Start of Block

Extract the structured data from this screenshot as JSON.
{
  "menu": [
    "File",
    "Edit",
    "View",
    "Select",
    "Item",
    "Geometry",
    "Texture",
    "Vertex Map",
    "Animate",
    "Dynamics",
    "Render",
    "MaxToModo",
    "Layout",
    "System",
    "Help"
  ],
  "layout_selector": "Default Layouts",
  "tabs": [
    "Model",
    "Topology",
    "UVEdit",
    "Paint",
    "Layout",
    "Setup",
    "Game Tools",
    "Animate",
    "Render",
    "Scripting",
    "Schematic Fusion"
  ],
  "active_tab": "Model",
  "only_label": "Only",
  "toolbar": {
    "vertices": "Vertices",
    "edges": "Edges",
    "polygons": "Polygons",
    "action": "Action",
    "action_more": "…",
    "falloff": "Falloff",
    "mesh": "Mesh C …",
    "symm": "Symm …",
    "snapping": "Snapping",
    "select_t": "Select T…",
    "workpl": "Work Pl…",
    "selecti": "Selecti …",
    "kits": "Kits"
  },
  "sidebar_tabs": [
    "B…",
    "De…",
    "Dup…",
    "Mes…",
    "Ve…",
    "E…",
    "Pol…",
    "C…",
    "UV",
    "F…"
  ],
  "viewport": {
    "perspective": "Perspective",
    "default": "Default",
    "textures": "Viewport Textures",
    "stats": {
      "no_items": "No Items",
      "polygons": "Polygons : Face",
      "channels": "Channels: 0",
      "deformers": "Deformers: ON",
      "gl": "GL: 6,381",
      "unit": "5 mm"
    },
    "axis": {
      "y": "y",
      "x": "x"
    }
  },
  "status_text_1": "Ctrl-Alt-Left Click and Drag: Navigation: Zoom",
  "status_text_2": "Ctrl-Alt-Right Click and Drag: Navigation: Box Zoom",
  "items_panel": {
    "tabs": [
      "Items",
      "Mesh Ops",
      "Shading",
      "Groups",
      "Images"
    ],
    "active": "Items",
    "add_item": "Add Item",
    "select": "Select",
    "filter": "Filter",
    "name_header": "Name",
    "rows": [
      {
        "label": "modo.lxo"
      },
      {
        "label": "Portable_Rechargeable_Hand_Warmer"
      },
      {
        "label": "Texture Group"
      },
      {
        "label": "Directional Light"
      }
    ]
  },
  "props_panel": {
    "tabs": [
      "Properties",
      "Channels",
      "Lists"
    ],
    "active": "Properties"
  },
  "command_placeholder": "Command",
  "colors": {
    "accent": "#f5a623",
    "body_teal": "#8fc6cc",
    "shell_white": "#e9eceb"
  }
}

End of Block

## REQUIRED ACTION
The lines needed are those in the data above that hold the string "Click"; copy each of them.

## WRITTEN ANSWER
  "status_text_1": "Ctrl-Alt-Left Click and Drag: Navigation: Zoom",
  "status_text_2": "Ctrl-Alt-Right Click and Drag: Navigation: Box Zoom",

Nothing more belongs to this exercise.